In the dressing room, he wasn't the type to organise a huddle before the kickoff; he didn't go around getting players psyched up. Instead, he sat back and set an example. On the rare occasions he did choose to speak to the group, his words therefore carried extra significance. The SoloCalcio website summarises his demeanour beautifully, saying that Zoff "learned to express himself using his silences and his eyes."

In this sense, Zoff became something of a caricature, an impression that he didn't always appreciate. "I'm not a cold, calculating person," he once said. "I put my heart before anything else." Zoff isn't denying his quietness, or attempting to come across as an ultra-passionate captain, simply insisting that his quiet demeanour was out of a respect for fairness, order and team spirit, rather than because he was cunning.

Zoff was as good at deflecting attention as he was opposition shots -- he was never a self-centred leader. Going into the 1974 World Cup, he had set a new world record for the longest period unbeaten, which was ended at 1,143 minutes, somewhat surprisingly by Haitian forward Emmanuel Sanon. "Such a record never bothered me," he said after the game. "Now, perhaps people will stop asking me how I feel about such a record, because it is no more." Far from focusing on keeping clean sheets, somewhat bizarrely Zoff seemed to suggest he was happy to concede, because the attention was no longer upon him.

The peculiar thing, of course, is that it's often tough to shine as a goalkeeper, especially in a good side. For long periods there was little to do, especially when Zoff was playing behind the well-drilled defences of Juventus and Italy. Zoff simply played a reserved, solid role, more a goalkeeper who made few mistakes, rather than one who made spectacular saves. He played 11 seasons for Juventus, and didn't miss a single league game -- although he was never actually the captain of the side, that honour falling to Giuseppe Furino.

His greatest success came in 1982, of course, becoming the second goalkeeper, and the first quadragenarian, to lift the World Cup as captain.

"He was the only one who truly represented the team," Paolo Rossi, top goal scorer in the 1982 World Cup victory, later said. "He was an example to all of us, myself more than anyone."

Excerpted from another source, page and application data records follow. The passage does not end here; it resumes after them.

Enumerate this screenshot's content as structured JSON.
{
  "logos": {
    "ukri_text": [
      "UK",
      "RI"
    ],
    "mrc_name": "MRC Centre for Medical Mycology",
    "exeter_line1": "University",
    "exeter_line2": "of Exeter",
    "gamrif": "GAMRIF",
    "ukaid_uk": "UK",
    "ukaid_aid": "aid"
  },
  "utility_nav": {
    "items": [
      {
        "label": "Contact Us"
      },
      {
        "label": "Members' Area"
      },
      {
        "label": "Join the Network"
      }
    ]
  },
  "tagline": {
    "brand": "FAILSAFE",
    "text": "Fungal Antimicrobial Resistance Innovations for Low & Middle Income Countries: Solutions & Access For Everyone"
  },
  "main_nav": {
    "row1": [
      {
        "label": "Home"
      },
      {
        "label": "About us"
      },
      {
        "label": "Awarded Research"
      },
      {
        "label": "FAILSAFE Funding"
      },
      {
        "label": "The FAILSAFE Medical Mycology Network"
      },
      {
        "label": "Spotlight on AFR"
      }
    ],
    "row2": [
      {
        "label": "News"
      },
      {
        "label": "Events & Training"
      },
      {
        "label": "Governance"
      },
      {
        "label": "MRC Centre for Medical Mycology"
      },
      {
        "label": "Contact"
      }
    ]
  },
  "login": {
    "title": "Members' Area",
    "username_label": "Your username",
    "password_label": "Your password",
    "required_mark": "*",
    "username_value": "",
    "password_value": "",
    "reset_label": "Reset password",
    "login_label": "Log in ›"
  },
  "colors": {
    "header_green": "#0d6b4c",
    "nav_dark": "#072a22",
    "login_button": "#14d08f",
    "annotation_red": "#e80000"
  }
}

That was the genius of Zoff the captain -- as a goalkeeper he had completely different responsibilities to everyone else, but still led by example.